** What this task involves **
Print out the entire listing verbatim.
Material shown: Begin
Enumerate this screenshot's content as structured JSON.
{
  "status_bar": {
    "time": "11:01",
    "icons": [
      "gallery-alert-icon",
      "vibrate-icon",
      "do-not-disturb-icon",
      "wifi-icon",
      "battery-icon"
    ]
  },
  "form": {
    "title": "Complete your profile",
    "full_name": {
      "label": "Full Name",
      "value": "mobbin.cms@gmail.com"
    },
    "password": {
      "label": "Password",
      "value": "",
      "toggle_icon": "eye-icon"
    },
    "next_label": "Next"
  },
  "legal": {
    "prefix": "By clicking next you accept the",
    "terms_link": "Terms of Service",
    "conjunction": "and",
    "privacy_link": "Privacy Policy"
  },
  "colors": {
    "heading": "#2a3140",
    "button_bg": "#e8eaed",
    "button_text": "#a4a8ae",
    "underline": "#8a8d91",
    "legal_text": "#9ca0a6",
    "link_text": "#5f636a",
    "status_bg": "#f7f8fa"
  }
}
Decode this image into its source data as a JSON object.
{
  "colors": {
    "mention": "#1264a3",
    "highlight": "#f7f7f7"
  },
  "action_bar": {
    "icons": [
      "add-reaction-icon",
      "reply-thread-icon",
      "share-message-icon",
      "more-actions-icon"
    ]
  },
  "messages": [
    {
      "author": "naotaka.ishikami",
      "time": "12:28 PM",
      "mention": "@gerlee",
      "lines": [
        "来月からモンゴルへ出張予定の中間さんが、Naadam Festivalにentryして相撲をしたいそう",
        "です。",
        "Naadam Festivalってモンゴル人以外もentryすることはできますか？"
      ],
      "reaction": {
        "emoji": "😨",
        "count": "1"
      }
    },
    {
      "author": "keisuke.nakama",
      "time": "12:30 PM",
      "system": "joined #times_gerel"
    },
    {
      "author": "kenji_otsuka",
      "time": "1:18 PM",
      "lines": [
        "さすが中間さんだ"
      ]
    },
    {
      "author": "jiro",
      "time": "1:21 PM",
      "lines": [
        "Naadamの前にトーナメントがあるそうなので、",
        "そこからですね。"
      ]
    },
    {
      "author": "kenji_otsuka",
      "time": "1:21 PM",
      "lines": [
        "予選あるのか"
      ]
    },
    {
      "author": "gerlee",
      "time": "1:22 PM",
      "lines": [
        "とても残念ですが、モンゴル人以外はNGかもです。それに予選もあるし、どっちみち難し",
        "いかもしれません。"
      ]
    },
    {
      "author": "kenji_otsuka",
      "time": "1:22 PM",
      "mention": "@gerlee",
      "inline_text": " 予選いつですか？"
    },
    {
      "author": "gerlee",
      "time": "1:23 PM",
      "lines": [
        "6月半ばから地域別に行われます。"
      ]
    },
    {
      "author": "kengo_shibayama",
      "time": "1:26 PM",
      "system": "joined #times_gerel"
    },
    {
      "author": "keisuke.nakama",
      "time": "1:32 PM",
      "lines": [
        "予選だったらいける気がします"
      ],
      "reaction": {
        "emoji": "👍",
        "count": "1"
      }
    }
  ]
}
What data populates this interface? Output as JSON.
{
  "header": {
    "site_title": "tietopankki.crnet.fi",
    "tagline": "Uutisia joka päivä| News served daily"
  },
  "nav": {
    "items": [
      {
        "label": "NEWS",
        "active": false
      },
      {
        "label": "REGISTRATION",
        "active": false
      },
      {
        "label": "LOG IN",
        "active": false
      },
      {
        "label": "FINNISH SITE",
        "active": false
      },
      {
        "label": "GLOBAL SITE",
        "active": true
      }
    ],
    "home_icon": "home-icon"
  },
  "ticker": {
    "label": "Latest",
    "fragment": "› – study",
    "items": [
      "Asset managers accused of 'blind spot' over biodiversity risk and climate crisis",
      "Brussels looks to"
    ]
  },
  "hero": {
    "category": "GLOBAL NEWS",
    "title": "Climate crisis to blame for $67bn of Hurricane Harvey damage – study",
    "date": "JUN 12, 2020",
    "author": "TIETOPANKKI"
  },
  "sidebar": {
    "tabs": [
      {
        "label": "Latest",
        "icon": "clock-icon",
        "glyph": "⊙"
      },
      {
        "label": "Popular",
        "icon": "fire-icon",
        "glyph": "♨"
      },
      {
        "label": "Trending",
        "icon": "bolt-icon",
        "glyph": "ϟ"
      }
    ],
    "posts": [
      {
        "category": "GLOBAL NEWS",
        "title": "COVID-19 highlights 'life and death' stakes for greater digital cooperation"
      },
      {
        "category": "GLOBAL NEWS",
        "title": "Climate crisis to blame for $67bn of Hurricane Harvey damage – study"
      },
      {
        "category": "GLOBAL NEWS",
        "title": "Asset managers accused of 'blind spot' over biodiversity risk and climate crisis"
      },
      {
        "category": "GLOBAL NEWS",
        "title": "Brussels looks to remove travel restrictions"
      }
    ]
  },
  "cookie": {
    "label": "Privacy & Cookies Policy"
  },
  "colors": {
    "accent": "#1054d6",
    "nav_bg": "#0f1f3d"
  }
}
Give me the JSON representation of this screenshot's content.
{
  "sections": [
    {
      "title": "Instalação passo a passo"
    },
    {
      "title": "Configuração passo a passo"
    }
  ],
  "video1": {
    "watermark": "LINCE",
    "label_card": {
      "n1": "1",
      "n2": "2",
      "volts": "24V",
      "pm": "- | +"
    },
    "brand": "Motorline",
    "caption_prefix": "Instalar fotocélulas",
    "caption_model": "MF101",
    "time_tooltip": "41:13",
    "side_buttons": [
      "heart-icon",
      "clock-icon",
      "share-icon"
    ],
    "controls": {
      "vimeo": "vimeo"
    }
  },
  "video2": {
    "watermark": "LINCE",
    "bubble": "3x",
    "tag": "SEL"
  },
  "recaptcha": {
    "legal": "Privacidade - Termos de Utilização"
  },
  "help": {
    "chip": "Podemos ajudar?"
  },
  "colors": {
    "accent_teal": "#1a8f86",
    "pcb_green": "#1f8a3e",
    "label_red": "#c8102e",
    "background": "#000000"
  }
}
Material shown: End
** Written reply **
Enumerate this screenshot's content as structured JSON.
{
  "status_bar": {
    "time": "11:01",
    "icons": [
      "gallery-alert-icon",
      "vibrate-icon",
      "do-not-disturb-icon",
      "wifi-icon",
      "battery-icon"
    ]
  },
  "form": {
    "title": "Complete your profile",
    "full_name": {
      "label": "Full Name",
      "value": "mobbin.cms@gmail.com"
    },
    "password": {
      "label": "Password",
      "value": "",
      "toggle_icon": "eye-icon"
    },
    "next_label": "Next"
  },
  "legal": {
    "prefix": "By clicking next you accept the",
    "terms_link": "Terms of Service",
    "conjunction": "and",
    "privacy_link": "Privacy Policy"
  },
  "colors": {
    "heading": "#2a3140",
    "button_bg": "#e8eaed",
    "button_text": "#a4a8ae",
    "underline": "#8a8d91",
    "legal_text": "#9ca0a6",
    "link_text": "#5f636a",
    "status_bg": "#f7f8fa"
  }
}
Decode this image into its source data as a JSON object.
{
  "colors": {
    "mention": "#1264a3",
    "highlight": "#f7f7f7"
  },
  "action_bar": {
    "icons": [
      "add-reaction-icon",
      "reply-thread-icon",
      "share-message-icon",
      "more-actions-icon"
    ]
  },
  "messages": [
    {
      "author": "naotaka.ishikami",
      "time": "12:28 PM",
      "mention": "@gerlee",
      "lines": [
        "来月からモンゴルへ出張予定の中間さんが、Naadam Festivalにentryして相撲をしたいそう",
        "です。",
        "Naadam Festivalってモンゴル人以外もentryすることはできますか？"
      ],
      "reaction": {
        "emoji": "😨",
        "count": "1"
      }
    },
    {
      "author": "keisuke.nakama",
      "time": "12:30 PM",
      "system": "joined #times_gerel"
    },
    {
      "author": "kenji_otsuka",
      "time": "1:18 PM",
      "lines": [
        "さすが中間さんだ"
      ]
    },
    {
      "author": "jiro",
      "time": "1:21 PM",
      "lines": [
        "Naadamの前にトーナメントがあるそうなので、",
        "そこからですね。"
      ]
    },
    {
      "author": "kenji_otsuka",
      "time": "1:21 PM",
      "lines": [
        "予選あるのか"
      ]
    },
    {
      "author": "gerlee",
      "time": "1:22 PM",
      "lines": [
        "とても残念ですが、モンゴル人以外はNGかもです。それに予選もあるし、どっちみち難し",
        "いかもしれません。"
      ]
    },
    {
      "author": "kenji_otsuka",
      "time": "1:22 PM",
      "mention": "@gerlee",
      "inline_text": " 予選いつですか？"
    },
    {
      "author": "gerlee",
      "time": "1:23 PM",
      "lines": [
        "6月半ばから地域別に行われます。"
      ]
    },
    {
      "author": "kengo_shibayama",
      "time": "1:26 PM",
      "system": "joined #times_gerel"
    },
    {
      "author": "keisuke.nakama",
      "time": "1:32 PM",
      "lines": [
        "予選だったらいける気がします"
      ],
      "reaction": {
        "emoji": "👍",
        "count": "1"
      }
    }
  ]
}
What data populates this interface? Output as JSON.
{
  "header": {
    "site_title": "tietopankki.crnet.fi",
    "tagline": "Uutisia joka päivä| News served daily"
  },
  "nav": {
    "items": [
      {
        "label": "NEWS",
        "active": false
      },
      {
        "label": "REGISTRATION",
        "active": false
      },
      {
        "label": "LOG IN",
        "active": false
      },
      {
        "label": "FINNISH SITE",
        "active": false
      },
      {
        "label": "GLOBAL SITE",
        "active": true
      }
    ],
    "home_icon": "home-icon"
  },
  "ticker": {
    "label": "Latest",
    "fragment": "› – study",
    "items": [
      "Asset managers accused of 'blind spot' over biodiversity risk and climate crisis",
      "Brussels looks to"
    ]
  },
  "hero": {
    "category": "GLOBAL NEWS",
    "title": "Climate crisis to blame for $67bn of Hurricane Harvey damage – study",
    "date": "JUN 12, 2020",
    "author": "TIETOPANKKI"
  },
  "sidebar": {
    "tabs": [
      {
        "label": "Latest",
        "icon": "clock-icon",
        "glyph": "⊙"
      },
      {
        "label": "Popular",
        "icon": "fire-icon",
        "glyph": "♨"
      },
      {
        "label": "Trending",
        "icon": "bolt-icon",
        "glyph": "ϟ"
      }
    ],
    "posts": [
      {
        "category": "GLOBAL NEWS",
        "title": "COVID-19 highlights 'life and death' stakes for greater digital cooperation"
      },
      {
        "category": "GLOBAL NEWS",
        "title": "Climate crisis to blame for $67bn of Hurricane Harvey damage – study"
      },
      {
        "category": "GLOBAL NEWS",
        "title": "Asset managers accused of 'blind spot' over biodiversity risk and climate crisis"
      },
      {
        "category": "GLOBAL NEWS",
        "title": "Brussels looks to remove travel restrictions"
      }
    ]
  },
  "cookie": {
    "label": "Privacy & Cookies Policy"
  },
  "colors": {
    "accent": "#1054d6",
    "nav_bg": "#0f1f3d"
  }
}
Give me the JSON representation of this screenshot's content.
{
  "sections": [
    {
      "title": "Instalação passo a passo"
    },
    {
      "title": "Configuração passo a passo"
    }
  ],
  "video1": {
    "watermark": "LINCE",
    "label_card": {
      "n1": "1",
      "n2": "2",
      "volts": "24V",
      "pm": "- | +"
    },
    "brand": "Motorline",
    "caption_prefix": "Instalar fotocélulas",
    "caption_model": "MF101",
    "time_tooltip": "41:13",
    "side_buttons": [
      "heart-icon",
      "clock-icon",
      "share-icon"
    ],
    "controls": {
      "vimeo": "vimeo"
    }
  },
  "video2": {
    "watermark": "LINCE",
    "bubble": "3x",
    "tag": "SEL"
  },
  "recaptcha": {
    "legal": "Privacidade - Termos de Utilização"
  },
  "help": {
    "chip": "Podemos ajudar?"
  },
  "colors": {
    "accent_teal": "#1a8f86",
    "pcb_green": "#1f8a3e",
    "label_red": "#c8102e",
    "background": "#000000"
  }
}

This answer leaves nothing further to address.